Judge Green said when a defendant is causing the prosecutor to pay these fees, “I have a really hard time waiving fees in this. I’m going to deny your request.” Then she stated April 9 is the preliminary exams date.
Assistant Prosecutor Williams then stated that there are two cases here, the five felonies charged in September and the 15 more charged in December. He said he and Michigan State Police Trooper Marc Moore, who was present, agree on a motion to consolidate these two cases on April 9.
“I feel like I’m objecting to everything,” Vincent said. “I’ve tried to work with the system. What I’ve done is run into a road block. I need to go over the documents.”
Williams said he would set up an appointment for Vincent to come to the Prosecutor’s Office to go over the evidence.
Judge Green said she felt Vincent was being disingenuous by saying he would be handicapped in the case.
Judge Green asked, “Now that I’ve denied a waiver for the fees, you’re going to say you’re not ready?”
“I will be ready,” Vincent said.
Judge Green said she would not consolidate the cases for the purposes of a probable cause hearing, but the cases could be consolidated at circuit court.
She said she can block off time for a lengthy preliminary exam from April 9-16. She said they can do the first case and the second exam.
“He can come and look at the evidence for as long as he wants,” Williams said of Vincent, adding he is not going to be in trial for the next two weeks.
Judge Green said if Williams isn’t available he should make sure someone else in his office is available for Vincent’s visit.
“I’ll see you on the 9th,” Judge Green concluded to everyone involved.
White is accused of 16 counts of embezzlement totaling a minimum of $1.94 million. He filed for Chapter 7 bankruptcy on July 19.
Heather Lea White was granted a divorce, without a trial, from Thomas A. White on March 21 in the Wayne County Circuit Court courtroom of Judge Arthur J. Lombard.
She filed for divorce on Nov. 1 and the case was dismissed on Feb. 6 after she did not show up for a court hearing.
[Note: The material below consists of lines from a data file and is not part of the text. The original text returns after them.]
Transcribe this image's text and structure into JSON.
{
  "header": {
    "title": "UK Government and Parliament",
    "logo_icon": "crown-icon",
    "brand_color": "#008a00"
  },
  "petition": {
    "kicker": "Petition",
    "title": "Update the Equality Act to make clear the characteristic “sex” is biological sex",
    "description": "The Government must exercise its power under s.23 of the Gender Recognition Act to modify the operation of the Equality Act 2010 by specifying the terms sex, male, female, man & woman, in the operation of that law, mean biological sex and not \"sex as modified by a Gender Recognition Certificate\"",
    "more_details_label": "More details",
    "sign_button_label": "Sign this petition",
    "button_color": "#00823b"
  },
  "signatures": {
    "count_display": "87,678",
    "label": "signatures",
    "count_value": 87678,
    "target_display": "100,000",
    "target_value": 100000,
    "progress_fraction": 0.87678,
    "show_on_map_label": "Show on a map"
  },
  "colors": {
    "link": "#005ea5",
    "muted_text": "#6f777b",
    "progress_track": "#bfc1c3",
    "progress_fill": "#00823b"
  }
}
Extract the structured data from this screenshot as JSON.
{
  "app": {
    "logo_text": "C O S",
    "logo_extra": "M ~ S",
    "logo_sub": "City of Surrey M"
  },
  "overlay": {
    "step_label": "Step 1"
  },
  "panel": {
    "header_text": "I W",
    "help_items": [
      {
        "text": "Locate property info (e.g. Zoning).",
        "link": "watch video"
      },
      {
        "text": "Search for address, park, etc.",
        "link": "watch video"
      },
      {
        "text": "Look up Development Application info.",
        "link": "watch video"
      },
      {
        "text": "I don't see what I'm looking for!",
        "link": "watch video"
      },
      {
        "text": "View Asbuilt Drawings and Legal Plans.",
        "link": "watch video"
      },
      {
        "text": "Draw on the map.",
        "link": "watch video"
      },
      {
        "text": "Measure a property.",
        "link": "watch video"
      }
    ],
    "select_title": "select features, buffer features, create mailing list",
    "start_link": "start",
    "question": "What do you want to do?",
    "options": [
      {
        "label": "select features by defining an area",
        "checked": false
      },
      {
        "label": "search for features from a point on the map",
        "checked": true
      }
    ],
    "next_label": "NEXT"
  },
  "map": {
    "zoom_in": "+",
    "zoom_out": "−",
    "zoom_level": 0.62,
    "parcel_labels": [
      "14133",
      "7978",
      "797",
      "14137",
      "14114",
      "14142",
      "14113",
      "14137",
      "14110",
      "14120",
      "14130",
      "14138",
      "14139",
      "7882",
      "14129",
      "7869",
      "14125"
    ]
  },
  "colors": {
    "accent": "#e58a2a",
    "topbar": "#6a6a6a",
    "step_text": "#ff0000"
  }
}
Then a motion to reinstate the proceedings was made Feb. 10.
On March 21 White’s U.S. Bankruptcy Court Trustee Wendy Turner Lewis filed a motion for an order approving a compromise between the court and the Gallaway family’s attorney Steven Cohen in the matter of a transfer of $13,990.71 from White’s credit union account on May 16, 2013.
White filed for Chapter 7 bankruptcy on July 19, 2013.
The complaint states that White was insolvent at the time the transfer was made, within 90 days of White filing for bankruptcy, and the account had been frozen.
Cohen denied that the transfer was avoidable stating the funds were his client’s funds that White was required to hold in trust for his clients.
Following negotiations, the Gallaway family agreed to resolve the proceeding for $9,000 which the court approved.
According to Cohen, members of the Gallaway family are beneficiaries to the Thomas Garrett estate and should have received $600,000 from White, who handled the estate, but they got nothing.
Representing the family, Cohen filed a civil lawsuit against White in December 2012. The court awarded the Gallaway family $350,000, which White never paid.
Also, March 20 was the deadline for debtors to file objections for White’s bankruptcy.
And, Ford Motor Co. was granted relief from the automatic freezing of assets imposed by the bankruptcy for a 2012 Ford Escape leased by White. This allows Ford to repossess and sell the vehicle.
Editor Rosemary K. Otzman also contributed to this report.
By Diane Madigan